Saved data entries:

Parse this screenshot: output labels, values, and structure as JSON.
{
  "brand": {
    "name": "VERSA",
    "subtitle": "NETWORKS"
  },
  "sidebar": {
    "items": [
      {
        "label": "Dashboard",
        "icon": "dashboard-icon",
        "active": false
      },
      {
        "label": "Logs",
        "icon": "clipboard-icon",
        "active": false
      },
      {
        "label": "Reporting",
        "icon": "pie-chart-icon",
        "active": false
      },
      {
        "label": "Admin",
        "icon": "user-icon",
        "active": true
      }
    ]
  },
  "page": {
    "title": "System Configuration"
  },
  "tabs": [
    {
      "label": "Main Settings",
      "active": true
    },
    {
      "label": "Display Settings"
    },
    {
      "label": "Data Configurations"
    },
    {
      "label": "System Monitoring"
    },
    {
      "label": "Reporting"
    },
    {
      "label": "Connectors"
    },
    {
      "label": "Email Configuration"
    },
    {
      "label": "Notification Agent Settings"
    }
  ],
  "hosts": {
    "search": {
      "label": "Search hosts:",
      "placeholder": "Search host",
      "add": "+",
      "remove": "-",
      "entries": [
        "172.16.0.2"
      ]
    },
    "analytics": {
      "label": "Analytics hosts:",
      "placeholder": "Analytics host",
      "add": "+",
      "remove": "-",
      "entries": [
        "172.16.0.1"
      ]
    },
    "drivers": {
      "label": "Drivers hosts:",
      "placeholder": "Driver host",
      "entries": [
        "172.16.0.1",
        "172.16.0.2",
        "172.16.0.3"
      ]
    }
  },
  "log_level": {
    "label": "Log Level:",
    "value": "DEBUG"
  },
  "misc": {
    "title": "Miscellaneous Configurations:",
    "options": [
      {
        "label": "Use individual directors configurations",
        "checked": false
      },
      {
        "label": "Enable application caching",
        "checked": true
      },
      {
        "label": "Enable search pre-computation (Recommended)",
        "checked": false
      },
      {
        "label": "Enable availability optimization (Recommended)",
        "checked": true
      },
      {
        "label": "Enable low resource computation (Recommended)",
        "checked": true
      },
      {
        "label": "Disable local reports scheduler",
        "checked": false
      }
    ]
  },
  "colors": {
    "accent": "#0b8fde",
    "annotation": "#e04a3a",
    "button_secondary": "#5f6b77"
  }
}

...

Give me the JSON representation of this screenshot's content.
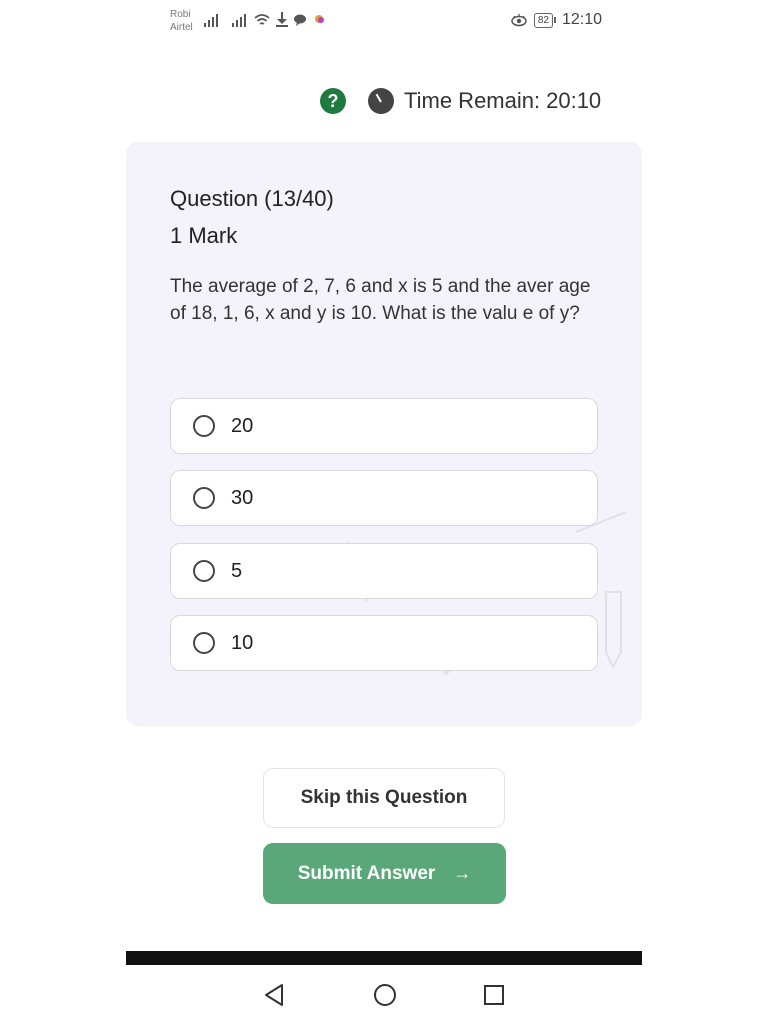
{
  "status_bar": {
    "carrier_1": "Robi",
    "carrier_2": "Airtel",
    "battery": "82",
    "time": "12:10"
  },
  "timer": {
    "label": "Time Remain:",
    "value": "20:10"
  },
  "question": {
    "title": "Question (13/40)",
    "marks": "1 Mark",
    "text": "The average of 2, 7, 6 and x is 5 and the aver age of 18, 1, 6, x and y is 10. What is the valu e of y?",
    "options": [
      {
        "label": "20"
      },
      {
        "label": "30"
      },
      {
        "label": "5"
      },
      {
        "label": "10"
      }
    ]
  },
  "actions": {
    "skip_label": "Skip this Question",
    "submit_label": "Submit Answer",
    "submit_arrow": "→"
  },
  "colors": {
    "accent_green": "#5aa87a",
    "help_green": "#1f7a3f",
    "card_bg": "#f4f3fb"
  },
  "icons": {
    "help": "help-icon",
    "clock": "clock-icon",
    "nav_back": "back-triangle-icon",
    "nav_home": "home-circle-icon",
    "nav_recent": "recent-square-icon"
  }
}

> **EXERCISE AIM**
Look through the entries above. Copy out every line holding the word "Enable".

> **ANSWER TO THIS EXERCISE**
        "label": "Enable application caching",
        "label": "Enable search pre-computation (Recommended)",
        "label": "Enable availability optimization (Recommended)",
        "label": "Enable low resource computation (Recommended)",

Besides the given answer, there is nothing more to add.